REQUIREMENT:
Please repeat every entry that follows, keeping each one exactly the same.

MATERIAL SHOWN:
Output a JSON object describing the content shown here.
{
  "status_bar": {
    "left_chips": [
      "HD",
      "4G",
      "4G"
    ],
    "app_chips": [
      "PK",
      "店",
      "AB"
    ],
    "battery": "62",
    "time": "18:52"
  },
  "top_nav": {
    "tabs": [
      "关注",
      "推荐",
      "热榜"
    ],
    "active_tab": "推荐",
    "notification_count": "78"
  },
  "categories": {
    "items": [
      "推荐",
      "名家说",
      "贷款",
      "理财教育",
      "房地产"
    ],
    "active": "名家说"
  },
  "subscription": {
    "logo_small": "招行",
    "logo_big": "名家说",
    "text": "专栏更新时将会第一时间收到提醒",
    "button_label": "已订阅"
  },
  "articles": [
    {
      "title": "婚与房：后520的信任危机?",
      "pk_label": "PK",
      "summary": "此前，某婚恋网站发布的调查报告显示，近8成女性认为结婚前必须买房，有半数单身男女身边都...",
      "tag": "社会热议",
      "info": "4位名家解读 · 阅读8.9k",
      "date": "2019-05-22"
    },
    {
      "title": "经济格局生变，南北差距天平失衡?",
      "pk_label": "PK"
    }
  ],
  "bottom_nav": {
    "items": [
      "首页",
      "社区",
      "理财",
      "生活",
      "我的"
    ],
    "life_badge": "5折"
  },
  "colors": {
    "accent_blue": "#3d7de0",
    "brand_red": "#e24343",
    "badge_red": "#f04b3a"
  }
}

RESPONSE TO THE EXERCISE:
Output a JSON object describing the content shown here.
{
  "status_bar": {
    "left_chips": [
      "HD",
      "4G",
      "4G"
    ],
    "app_chips": [
      "PK",
      "店",
      "AB"
    ],
    "battery": "62",
    "time": "18:52"
  },
  "top_nav": {
    "tabs": [
      "关注",
      "推荐",
      "热榜"
    ],
    "active_tab": "推荐",
    "notification_count": "78"
  },
  "categories": {
    "items": [
      "推荐",
      "名家说",
      "贷款",
      "理财教育",
      "房地产"
    ],
    "active": "名家说"
  },
  "subscription": {
    "logo_small": "招行",
    "logo_big": "名家说",
    "text": "专栏更新时将会第一时间收到提醒",
    "button_label": "已订阅"
  },
  "articles": [
    {
      "title": "婚与房：后520的信任危机?",
      "pk_label": "PK",
      "summary": "此前，某婚恋网站发布的调查报告显示，近8成女性认为结婚前必须买房，有半数单身男女身边都...",
      "tag": "社会热议",
      "info": "4位名家解读 · 阅读8.9k",
      "date": "2019-05-22"
    },
    {
      "title": "经济格局生变，南北差距天平失衡?",
      "pk_label": "PK"
    }
  ],
  "bottom_nav": {
    "items": [
      "首页",
      "社区",
      "理财",
      "生活",
      "我的"
    ],
    "life_badge": "5折"
  },
  "colors": {
    "accent_blue": "#3d7de0",
    "brand_red": "#e24343",
    "badge_red": "#f04b3a"
  }
}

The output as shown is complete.